_WORK ITEM_:
From the entries below, extract every line that includes the word "screenshot".

(Dataset rows describing interfaces)
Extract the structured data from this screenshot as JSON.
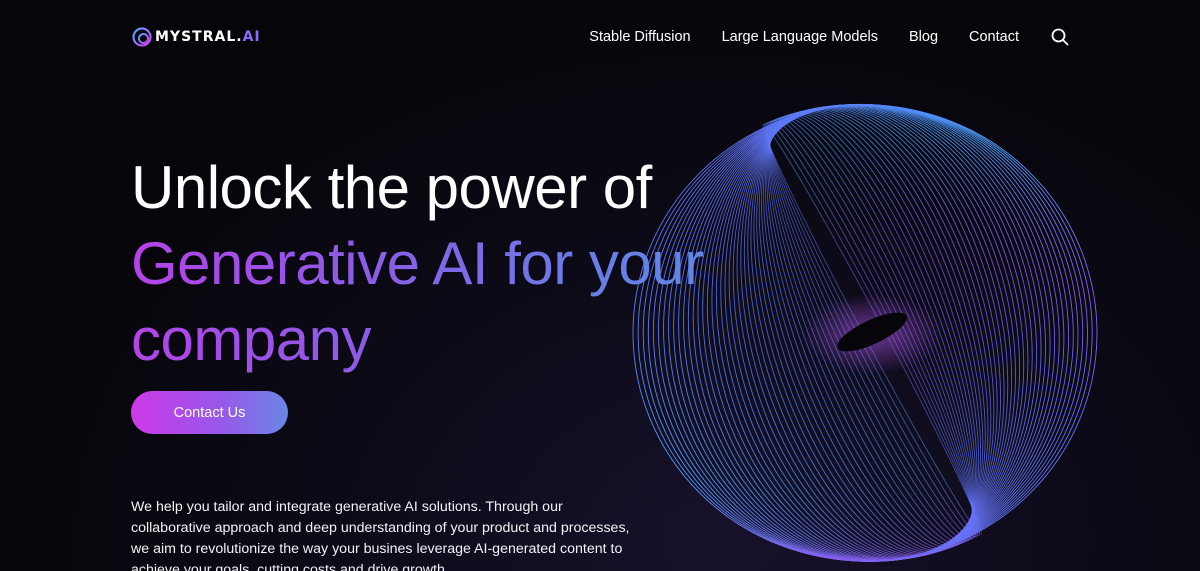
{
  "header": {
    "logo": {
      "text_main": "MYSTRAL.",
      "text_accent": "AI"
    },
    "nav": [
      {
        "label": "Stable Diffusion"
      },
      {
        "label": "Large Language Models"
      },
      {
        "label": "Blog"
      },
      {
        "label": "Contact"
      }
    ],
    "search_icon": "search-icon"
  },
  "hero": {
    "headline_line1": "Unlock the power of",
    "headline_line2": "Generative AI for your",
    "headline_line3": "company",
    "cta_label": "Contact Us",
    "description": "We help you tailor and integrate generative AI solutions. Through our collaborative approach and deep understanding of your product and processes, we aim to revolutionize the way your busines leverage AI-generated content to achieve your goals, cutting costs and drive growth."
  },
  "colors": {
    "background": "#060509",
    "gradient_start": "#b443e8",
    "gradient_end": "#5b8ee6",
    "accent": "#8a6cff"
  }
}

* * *

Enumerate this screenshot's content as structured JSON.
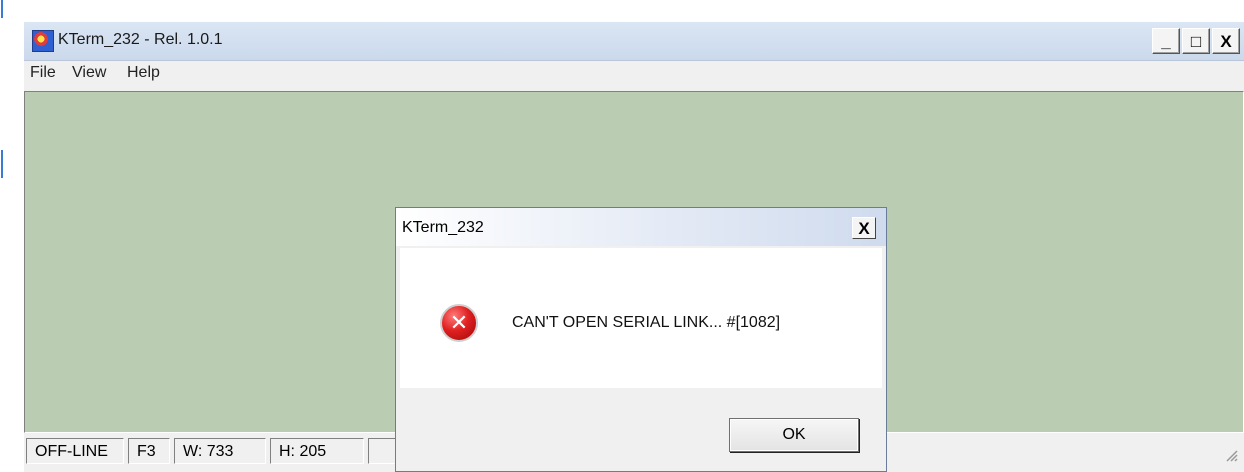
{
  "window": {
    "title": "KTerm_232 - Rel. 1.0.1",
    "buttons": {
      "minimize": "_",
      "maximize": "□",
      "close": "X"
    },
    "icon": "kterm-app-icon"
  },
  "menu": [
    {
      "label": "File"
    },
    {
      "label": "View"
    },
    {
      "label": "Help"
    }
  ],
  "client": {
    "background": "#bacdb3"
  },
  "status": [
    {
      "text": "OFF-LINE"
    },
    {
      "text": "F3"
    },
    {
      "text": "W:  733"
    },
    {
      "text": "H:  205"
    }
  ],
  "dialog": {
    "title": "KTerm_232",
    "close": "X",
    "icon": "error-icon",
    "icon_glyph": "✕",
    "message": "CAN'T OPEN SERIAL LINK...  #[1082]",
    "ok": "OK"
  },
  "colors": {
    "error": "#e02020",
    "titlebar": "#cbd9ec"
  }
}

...

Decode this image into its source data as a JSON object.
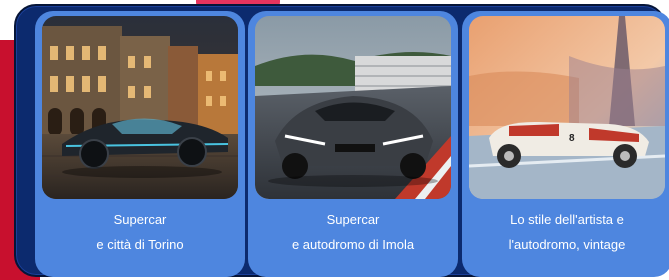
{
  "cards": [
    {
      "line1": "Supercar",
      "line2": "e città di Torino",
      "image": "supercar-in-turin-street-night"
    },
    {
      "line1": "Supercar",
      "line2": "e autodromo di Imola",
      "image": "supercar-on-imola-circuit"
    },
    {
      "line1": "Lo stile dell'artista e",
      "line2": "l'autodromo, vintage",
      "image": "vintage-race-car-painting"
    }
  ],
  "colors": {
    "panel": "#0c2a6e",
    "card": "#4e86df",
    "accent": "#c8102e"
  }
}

_COMPLETED EXERCISE_:
Extract the structured data from this screenshot as JSON.
Enumerate this screenshot's content as structured JSON.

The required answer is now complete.